Romanian has some accents that are difficult to locate on a non-Romanian computer, namely s and t with commas underneath them – ş ţ – to give a hissing sound – and little hats sometimes on a and i –  ă â î  – giving them more of an “uh” sound, a bit like a groan which you might utter if you are punched in the stomach. However, often Romanian themselves don’t use these accents (more out of laziness in informal contexts, such as when sending an SMS or an email) and some text books, I note, use an ă where others use an â, so expect a lot of confusion and frustration with these.

I have already covered the verbs to be and to have (a fi şi a avea) here in the post “Being Romanian gets the knees up…” and have given some of the common greetings here in the post “Limber up for the limbă română”, where I seem to have got my accents wrong. Or, more accurately, the text book that I had in front of me then had different accents than the ones I have in front of me now.

Here, in no particular order, are some other useful sayings:

  • Habar n-am = I haven’t a clue/I have no idea. Great for when people ask you for directions, or when your Romanian teacher asks you something.
  • (Eu) aş vrea o bere I would like a beer.
  • Aş vrea încă o bereI would like another beer.
  • Ceai cu laptetea with milk.
  • Scuzaţi-mă / iertaţi-mă, nu vorbesc românăExcuse me / pardon me, I don’t speak Romanian.
  • Vorbesc engleză, vorbiţi engleză? I speak English, do you speak English?
  • O zi bună / o seară bunăHave a nice day / have a good evening.
  • Nu face nimic / nu-i mimic / pentru nimicThat’s OK, it’s nothing, no problem, etc etc.
  • Bine v-am găsit!Nice to see you again. (Literally, so good I found you).
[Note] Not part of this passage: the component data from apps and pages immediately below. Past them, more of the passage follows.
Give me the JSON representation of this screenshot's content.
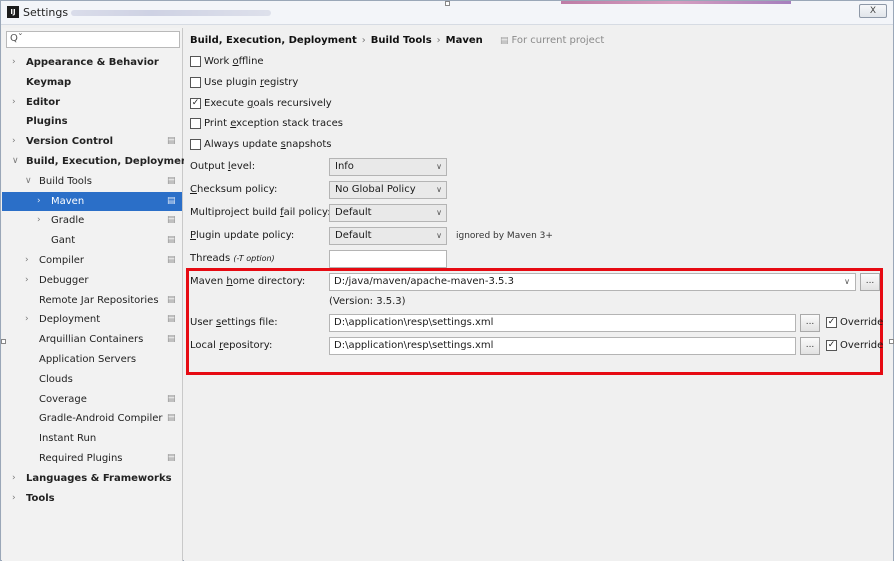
{
  "window": {
    "title": "Settings",
    "close_label": "X",
    "app_icon": "IJ"
  },
  "search": {
    "placeholder": "Qˇ",
    "icon": "search-icon"
  },
  "sidebar": {
    "items": [
      {
        "label": "Appearance & Behavior",
        "bold": true,
        "arrow": "›",
        "level": 0,
        "project": false
      },
      {
        "label": "Keymap",
        "bold": true,
        "arrow": "",
        "level": 0,
        "project": false
      },
      {
        "label": "Editor",
        "bold": true,
        "arrow": "›",
        "level": 0,
        "project": false
      },
      {
        "label": "Plugins",
        "bold": true,
        "arrow": "",
        "level": 0,
        "project": false
      },
      {
        "label": "Version Control",
        "bold": true,
        "arrow": "›",
        "level": 0,
        "project": true
      },
      {
        "label": "Build, Execution, Deployment",
        "bold": true,
        "arrow": "∨",
        "level": 0,
        "project": false
      },
      {
        "label": "Build Tools",
        "bold": false,
        "arrow": "∨",
        "level": 1,
        "project": true
      },
      {
        "label": "Maven",
        "bold": false,
        "arrow": "›",
        "level": 2,
        "project": true,
        "selected": true
      },
      {
        "label": "Gradle",
        "bold": false,
        "arrow": "›",
        "level": 2,
        "project": true
      },
      {
        "label": "Gant",
        "bold": false,
        "arrow": "",
        "level": 2,
        "project": true
      },
      {
        "label": "Compiler",
        "bold": false,
        "arrow": "›",
        "level": 1,
        "project": true
      },
      {
        "label": "Debugger",
        "bold": false,
        "arrow": "›",
        "level": 1,
        "project": false
      },
      {
        "label": "Remote Jar Repositories",
        "bold": false,
        "arrow": "",
        "level": 1,
        "project": true
      },
      {
        "label": "Deployment",
        "bold": false,
        "arrow": "›",
        "level": 1,
        "project": true
      },
      {
        "label": "Arquillian Containers",
        "bold": false,
        "arrow": "",
        "level": 1,
        "project": true
      },
      {
        "label": "Application Servers",
        "bold": false,
        "arrow": "",
        "level": 1,
        "project": false
      },
      {
        "label": "Clouds",
        "bold": false,
        "arrow": "",
        "level": 1,
        "project": false
      },
      {
        "label": "Coverage",
        "bold": false,
        "arrow": "",
        "level": 1,
        "project": true
      },
      {
        "label": "Gradle-Android Compiler",
        "bold": false,
        "arrow": "",
        "level": 1,
        "project": true
      },
      {
        "label": "Instant Run",
        "bold": false,
        "arrow": "",
        "level": 1,
        "project": false
      },
      {
        "label": "Required Plugins",
        "bold": false,
        "arrow": "",
        "level": 1,
        "project": true
      },
      {
        "label": "Languages & Frameworks",
        "bold": true,
        "arrow": "›",
        "level": 0,
        "project": false
      },
      {
        "label": "Tools",
        "bold": true,
        "arrow": "›",
        "level": 0,
        "project": false
      }
    ]
  },
  "breadcrumb": {
    "parts": [
      "Build, Execution, Deployment",
      "Build Tools",
      "Maven"
    ],
    "separator": "›",
    "for_current_project": "For current project"
  },
  "checkboxes": [
    {
      "pre": "Work ",
      "key": "o",
      "post": "ffline",
      "checked": false
    },
    {
      "pre": "Use plugin ",
      "key": "r",
      "post": "egistry",
      "checked": false
    },
    {
      "pre": "Execute ",
      "key": "g",
      "post": "oals recursively",
      "checked": true
    },
    {
      "pre": "Print ",
      "key": "e",
      "post": "xception stack traces",
      "checked": false
    },
    {
      "pre": "Always update ",
      "key": "s",
      "post": "napshots",
      "checked": false
    }
  ],
  "fields": {
    "output_level": {
      "pre": "Output ",
      "key": "l",
      "post": "evel:",
      "value": "Info"
    },
    "checksum_policy": {
      "pre": "",
      "key": "C",
      "post": "hecksum policy:",
      "value": "No Global Policy"
    },
    "multiproject_policy": {
      "pre": "Multiproject build ",
      "key": "f",
      "post": "ail policy:",
      "value": "Default"
    },
    "plugin_update_policy": {
      "pre": "",
      "key": "P",
      "post": "lugin update policy:",
      "value": "Default",
      "note": "ignored by Maven 3+"
    },
    "threads": {
      "label": "Threads",
      "hint": "(-T option)",
      "value": ""
    }
  },
  "maven": {
    "home_label": {
      "pre": "Maven ",
      "key": "h",
      "post": "ome directory:"
    },
    "home_value": "D:/java/maven/apache-maven-3.5.3",
    "version": "(Version: 3.5.3)",
    "user_settings_label": {
      "pre": "User ",
      "key": "s",
      "post": "ettings file:"
    },
    "user_settings_value": "D:\\application\\resp\\settings.xml",
    "local_repo_label": {
      "pre": "Local ",
      "key": "r",
      "post": "epository:"
    },
    "local_repo_value": "D:\\application\\resp\\settings.xml",
    "override_label": "Override",
    "browse_label": "..."
  },
  "colors": {
    "selection": "#2b6fc8",
    "highlight_box": "#e60a12"
  }
}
Lastly, something you should be aware of. Mâine means tomorrow, but the combination of vowels makes it very difficult to pronounce (there is no exact equivalent in English, it’s a bit like “muh-weeny”), and Romanians often laugh when they hear a foreigner say it, because foreigners (străini) often mispronounce it as muie, which means oral sex. Once you are told this, you become so nervous and self-conscious about getting the former right, you try too hard to say it correctly, that it inevitably comes out wrong. All I can suggest is if you are talking about tomorrow, do it discreetly in hushed tones.

Pe mâine – see you tomorrow!